→ Work to be completed
Show every line of the data where the word "Save" can be found.

→ Raw data
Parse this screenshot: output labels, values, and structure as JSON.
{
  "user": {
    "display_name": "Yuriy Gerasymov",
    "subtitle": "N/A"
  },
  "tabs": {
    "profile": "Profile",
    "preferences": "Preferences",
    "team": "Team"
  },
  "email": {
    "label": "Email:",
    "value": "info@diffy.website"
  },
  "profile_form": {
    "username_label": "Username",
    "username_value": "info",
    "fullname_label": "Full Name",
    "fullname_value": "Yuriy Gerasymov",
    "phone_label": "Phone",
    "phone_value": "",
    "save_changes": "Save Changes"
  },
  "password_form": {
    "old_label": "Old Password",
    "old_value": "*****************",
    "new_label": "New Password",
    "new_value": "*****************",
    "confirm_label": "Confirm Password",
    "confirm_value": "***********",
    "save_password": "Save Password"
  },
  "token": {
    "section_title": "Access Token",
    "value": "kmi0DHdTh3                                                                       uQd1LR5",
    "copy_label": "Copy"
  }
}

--

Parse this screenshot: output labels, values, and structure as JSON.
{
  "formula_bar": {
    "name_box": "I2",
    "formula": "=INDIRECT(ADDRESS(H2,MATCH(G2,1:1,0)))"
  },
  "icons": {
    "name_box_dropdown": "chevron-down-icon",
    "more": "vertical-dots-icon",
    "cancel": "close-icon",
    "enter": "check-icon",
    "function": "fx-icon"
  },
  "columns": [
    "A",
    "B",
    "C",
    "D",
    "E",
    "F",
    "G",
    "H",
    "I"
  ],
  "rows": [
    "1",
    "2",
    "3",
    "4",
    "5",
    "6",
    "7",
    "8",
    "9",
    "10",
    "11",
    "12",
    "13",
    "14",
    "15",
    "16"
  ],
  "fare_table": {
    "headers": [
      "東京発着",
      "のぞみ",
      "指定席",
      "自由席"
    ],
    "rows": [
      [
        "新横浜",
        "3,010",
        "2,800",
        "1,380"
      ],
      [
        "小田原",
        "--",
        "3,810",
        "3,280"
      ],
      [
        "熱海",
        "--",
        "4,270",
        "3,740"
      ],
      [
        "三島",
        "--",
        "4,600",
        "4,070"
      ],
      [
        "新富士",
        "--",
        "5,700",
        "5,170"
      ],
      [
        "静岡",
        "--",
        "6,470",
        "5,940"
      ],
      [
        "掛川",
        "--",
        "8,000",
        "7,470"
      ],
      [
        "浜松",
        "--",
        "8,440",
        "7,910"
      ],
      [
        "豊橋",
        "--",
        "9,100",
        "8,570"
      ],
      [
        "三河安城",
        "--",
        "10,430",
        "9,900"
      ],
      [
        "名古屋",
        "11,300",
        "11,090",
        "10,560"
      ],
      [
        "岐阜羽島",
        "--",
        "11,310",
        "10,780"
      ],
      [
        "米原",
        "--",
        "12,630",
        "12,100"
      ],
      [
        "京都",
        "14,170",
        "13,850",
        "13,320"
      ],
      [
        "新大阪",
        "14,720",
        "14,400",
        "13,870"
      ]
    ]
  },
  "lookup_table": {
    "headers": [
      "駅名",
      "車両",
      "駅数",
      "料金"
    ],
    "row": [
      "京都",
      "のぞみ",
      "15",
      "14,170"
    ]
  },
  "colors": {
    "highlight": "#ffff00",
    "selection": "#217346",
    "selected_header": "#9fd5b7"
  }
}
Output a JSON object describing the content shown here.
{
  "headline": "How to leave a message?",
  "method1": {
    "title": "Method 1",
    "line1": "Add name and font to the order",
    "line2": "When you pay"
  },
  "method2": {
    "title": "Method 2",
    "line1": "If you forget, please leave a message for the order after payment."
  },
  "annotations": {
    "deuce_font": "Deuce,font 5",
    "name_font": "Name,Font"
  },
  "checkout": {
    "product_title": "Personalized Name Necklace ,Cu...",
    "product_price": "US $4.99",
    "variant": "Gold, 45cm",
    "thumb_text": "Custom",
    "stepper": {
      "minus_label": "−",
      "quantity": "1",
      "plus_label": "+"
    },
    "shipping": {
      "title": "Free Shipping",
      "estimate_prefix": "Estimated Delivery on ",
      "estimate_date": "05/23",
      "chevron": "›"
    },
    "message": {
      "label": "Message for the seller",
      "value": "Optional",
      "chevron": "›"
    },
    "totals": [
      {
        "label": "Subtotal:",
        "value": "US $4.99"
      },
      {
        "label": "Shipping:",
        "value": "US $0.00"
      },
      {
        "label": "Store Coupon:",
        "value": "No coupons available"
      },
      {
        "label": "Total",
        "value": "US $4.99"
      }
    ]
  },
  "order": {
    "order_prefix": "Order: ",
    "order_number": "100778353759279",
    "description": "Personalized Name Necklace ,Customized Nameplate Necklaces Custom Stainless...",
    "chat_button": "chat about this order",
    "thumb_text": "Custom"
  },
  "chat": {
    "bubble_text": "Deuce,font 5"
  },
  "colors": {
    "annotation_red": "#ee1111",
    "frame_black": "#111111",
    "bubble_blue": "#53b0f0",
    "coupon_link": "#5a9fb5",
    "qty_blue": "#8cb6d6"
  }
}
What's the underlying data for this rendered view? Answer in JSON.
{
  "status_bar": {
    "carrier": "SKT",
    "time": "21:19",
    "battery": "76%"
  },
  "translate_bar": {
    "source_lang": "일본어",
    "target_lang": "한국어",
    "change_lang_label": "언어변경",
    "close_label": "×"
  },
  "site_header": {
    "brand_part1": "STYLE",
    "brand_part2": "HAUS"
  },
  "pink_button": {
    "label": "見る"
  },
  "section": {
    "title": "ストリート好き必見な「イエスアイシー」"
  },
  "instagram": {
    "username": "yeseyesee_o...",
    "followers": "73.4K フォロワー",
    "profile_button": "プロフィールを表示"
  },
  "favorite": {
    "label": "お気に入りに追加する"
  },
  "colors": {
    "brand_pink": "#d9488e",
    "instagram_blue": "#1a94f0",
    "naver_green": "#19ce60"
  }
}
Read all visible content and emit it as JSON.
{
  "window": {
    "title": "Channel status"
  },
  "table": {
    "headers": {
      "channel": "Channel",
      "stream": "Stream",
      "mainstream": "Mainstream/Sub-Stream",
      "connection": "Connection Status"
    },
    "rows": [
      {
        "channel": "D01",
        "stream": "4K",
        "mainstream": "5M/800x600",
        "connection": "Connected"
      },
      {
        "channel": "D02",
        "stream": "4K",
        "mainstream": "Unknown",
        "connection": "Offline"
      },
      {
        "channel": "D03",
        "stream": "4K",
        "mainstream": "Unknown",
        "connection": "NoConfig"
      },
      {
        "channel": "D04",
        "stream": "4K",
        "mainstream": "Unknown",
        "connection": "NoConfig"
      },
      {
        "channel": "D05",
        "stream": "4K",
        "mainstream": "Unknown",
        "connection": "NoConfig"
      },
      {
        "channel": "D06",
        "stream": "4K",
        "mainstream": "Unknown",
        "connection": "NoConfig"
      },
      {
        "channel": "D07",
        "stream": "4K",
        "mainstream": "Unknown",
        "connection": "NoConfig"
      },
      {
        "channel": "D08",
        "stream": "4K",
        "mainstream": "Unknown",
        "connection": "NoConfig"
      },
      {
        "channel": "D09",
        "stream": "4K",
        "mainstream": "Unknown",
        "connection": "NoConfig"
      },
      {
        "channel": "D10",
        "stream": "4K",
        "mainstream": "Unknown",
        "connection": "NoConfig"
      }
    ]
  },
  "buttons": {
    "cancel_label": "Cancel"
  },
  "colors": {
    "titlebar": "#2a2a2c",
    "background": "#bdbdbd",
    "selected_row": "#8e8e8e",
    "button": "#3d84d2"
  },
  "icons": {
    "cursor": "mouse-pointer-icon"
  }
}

→ Expected answer
    "save_changes": "Save Changes"
    "save_password": "Save Password"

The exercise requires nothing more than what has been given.